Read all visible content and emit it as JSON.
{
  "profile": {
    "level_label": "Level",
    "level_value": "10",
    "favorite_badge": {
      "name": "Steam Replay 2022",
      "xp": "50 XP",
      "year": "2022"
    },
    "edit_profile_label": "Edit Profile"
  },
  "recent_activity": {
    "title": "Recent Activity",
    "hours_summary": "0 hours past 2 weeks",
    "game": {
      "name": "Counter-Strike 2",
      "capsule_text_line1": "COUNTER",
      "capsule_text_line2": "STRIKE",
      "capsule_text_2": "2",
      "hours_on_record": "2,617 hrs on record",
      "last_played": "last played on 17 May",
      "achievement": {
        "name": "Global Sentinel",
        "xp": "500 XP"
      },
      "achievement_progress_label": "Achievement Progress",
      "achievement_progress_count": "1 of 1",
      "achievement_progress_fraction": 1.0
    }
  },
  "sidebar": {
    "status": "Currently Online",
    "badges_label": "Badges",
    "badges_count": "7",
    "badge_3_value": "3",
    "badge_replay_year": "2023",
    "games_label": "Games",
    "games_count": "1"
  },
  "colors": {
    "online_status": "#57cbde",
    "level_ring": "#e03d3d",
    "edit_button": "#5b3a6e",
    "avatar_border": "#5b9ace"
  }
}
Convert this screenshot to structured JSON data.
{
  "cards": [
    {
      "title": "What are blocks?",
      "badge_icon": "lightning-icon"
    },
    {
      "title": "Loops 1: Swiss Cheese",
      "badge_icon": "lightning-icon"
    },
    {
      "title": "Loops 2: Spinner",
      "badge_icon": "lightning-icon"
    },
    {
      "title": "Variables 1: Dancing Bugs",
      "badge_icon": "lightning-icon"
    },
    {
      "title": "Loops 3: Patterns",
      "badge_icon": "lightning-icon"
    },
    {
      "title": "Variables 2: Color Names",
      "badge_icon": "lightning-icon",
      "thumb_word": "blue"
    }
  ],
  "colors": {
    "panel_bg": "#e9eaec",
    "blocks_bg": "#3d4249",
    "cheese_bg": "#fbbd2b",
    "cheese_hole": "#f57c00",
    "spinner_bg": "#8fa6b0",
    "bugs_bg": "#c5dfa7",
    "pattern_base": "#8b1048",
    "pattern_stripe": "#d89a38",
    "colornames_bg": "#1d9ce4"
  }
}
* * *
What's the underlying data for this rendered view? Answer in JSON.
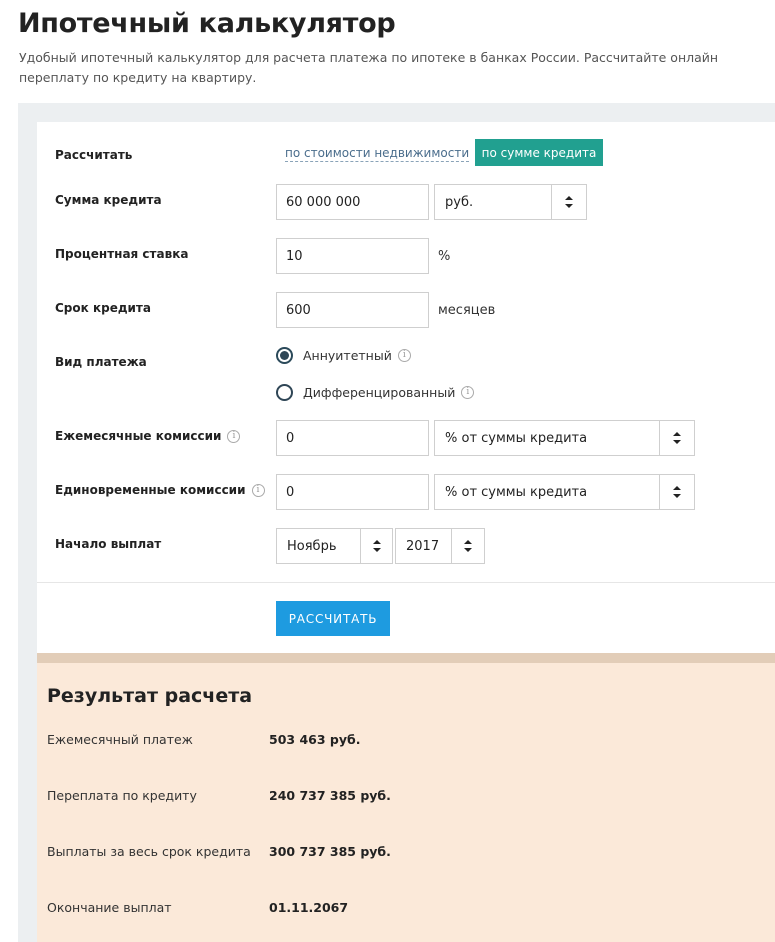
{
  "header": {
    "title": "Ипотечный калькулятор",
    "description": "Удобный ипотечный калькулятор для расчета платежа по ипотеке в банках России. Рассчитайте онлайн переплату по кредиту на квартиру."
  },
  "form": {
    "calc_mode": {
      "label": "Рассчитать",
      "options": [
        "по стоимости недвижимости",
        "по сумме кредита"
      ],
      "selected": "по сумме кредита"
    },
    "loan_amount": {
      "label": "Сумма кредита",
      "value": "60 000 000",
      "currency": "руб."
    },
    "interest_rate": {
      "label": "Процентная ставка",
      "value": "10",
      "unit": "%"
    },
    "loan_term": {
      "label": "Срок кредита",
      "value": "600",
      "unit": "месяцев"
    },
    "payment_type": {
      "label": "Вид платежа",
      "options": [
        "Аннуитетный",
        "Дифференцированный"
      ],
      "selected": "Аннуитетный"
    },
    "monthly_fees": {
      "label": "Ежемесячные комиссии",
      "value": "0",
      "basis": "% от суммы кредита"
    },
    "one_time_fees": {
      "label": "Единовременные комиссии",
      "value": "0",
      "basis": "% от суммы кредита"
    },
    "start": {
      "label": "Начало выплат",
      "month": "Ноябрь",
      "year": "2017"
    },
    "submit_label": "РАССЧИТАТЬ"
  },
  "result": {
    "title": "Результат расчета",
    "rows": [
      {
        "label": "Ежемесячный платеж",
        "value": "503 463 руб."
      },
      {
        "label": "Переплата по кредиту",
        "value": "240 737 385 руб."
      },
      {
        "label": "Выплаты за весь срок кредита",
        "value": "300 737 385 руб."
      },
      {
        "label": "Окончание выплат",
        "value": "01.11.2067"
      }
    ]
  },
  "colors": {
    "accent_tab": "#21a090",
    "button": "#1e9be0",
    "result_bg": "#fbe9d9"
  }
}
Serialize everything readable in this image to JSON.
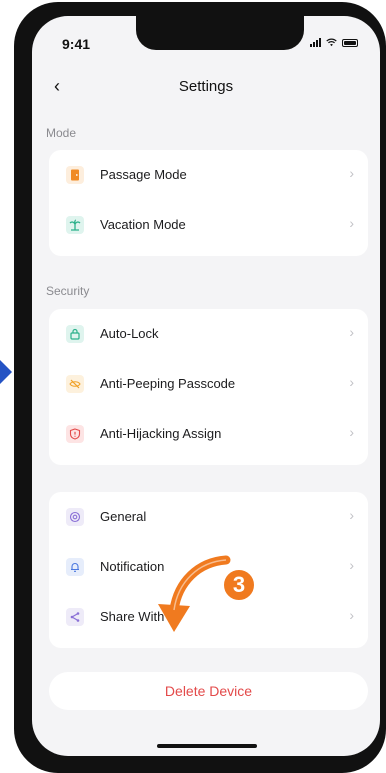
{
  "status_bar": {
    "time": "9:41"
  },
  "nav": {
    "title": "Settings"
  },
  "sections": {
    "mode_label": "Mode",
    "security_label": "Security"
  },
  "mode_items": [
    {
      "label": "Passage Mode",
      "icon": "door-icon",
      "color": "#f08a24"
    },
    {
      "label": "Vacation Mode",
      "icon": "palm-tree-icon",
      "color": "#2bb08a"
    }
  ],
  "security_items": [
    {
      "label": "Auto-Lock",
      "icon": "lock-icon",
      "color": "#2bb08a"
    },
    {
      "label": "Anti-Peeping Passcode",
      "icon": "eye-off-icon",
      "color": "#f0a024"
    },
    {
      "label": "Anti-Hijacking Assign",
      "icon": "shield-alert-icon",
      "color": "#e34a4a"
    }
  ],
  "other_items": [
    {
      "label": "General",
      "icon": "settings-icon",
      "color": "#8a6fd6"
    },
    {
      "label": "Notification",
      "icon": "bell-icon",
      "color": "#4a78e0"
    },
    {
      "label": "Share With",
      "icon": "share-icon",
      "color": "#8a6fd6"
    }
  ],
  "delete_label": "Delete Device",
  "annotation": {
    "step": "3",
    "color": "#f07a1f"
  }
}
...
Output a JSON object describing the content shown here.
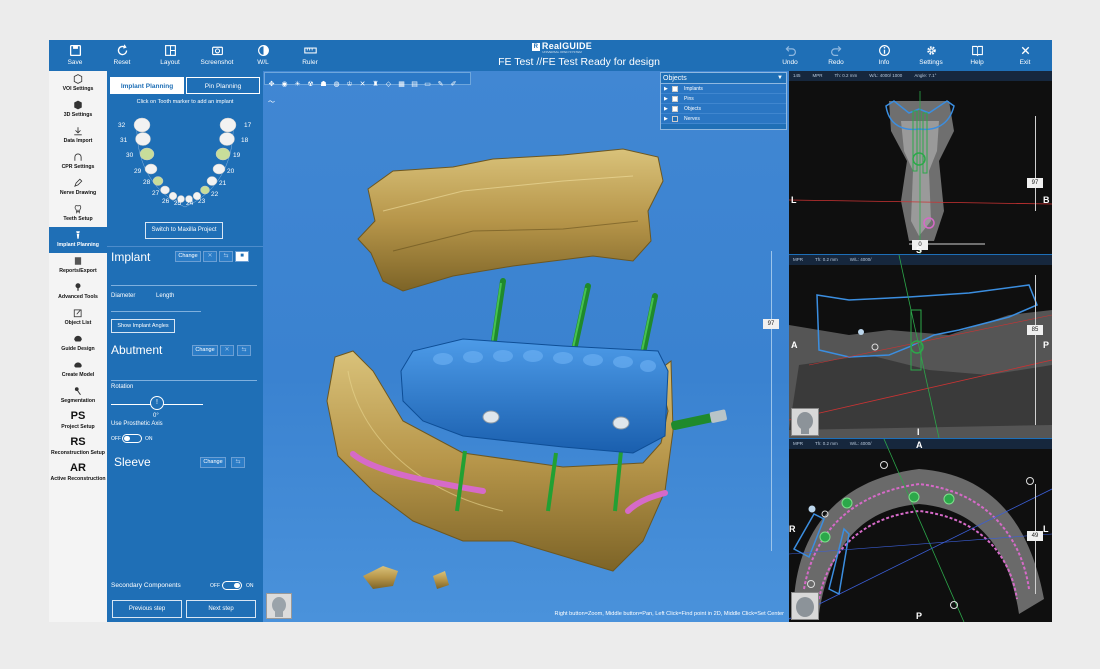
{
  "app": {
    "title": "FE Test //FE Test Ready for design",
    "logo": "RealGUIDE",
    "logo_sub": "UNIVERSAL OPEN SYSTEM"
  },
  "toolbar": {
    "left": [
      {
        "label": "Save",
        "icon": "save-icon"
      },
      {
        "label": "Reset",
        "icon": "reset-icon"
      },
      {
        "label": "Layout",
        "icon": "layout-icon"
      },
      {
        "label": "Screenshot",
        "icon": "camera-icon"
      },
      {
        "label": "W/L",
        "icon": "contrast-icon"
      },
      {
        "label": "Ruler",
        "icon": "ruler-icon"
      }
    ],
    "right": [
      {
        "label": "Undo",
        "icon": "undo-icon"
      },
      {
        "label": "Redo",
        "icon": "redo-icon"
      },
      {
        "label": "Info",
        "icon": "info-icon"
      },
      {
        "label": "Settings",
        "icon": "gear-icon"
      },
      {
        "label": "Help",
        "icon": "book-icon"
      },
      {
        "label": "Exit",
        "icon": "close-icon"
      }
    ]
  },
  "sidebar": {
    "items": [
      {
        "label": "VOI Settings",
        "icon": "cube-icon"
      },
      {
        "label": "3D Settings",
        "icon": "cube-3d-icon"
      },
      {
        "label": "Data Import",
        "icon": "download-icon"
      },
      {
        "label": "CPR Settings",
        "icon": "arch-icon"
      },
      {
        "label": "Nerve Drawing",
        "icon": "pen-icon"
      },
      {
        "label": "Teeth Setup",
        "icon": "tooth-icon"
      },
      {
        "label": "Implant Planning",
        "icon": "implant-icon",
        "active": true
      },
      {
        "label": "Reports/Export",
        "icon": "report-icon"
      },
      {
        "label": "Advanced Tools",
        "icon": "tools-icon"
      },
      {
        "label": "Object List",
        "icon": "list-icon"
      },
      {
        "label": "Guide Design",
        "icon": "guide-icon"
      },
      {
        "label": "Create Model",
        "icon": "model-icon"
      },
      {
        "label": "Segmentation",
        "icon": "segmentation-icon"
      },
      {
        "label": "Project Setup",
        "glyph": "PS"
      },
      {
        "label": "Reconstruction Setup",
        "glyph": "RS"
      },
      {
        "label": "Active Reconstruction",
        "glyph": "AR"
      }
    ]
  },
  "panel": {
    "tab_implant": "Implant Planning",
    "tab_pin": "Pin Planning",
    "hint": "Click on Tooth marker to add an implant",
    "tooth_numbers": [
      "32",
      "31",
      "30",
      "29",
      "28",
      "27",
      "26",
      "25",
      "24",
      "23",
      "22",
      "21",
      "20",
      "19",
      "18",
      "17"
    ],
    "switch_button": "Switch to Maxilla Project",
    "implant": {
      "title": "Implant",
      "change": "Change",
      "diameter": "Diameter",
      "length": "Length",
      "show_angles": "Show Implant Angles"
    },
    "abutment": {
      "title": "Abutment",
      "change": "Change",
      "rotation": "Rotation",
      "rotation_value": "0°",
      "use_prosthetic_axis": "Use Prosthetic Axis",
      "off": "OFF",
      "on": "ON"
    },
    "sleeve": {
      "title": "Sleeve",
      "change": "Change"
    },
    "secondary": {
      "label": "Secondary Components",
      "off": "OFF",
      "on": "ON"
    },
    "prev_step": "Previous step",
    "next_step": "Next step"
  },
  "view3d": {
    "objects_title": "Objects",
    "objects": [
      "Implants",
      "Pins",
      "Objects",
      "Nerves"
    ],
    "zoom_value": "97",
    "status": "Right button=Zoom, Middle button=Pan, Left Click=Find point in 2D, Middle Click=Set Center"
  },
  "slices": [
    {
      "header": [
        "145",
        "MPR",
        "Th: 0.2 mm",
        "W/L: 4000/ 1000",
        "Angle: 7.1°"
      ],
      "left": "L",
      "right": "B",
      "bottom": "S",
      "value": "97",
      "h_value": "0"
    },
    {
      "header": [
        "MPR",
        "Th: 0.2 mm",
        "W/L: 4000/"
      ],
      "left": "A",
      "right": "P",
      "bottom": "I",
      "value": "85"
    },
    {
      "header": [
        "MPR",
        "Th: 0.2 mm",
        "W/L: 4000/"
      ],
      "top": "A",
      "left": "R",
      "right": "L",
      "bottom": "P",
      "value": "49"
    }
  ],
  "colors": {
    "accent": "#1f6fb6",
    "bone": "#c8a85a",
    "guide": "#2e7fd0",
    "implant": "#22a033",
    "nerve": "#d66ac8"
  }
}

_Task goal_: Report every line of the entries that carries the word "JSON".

_Your response_:
Read all visible content and emit it as JSON.
Convert this screenshot to structured JSON data.
What's the underlying data for this rendered view? Answer in JSON.
Serialize everything readable in this image to JSON.
Output a JSON object describing the content shown here.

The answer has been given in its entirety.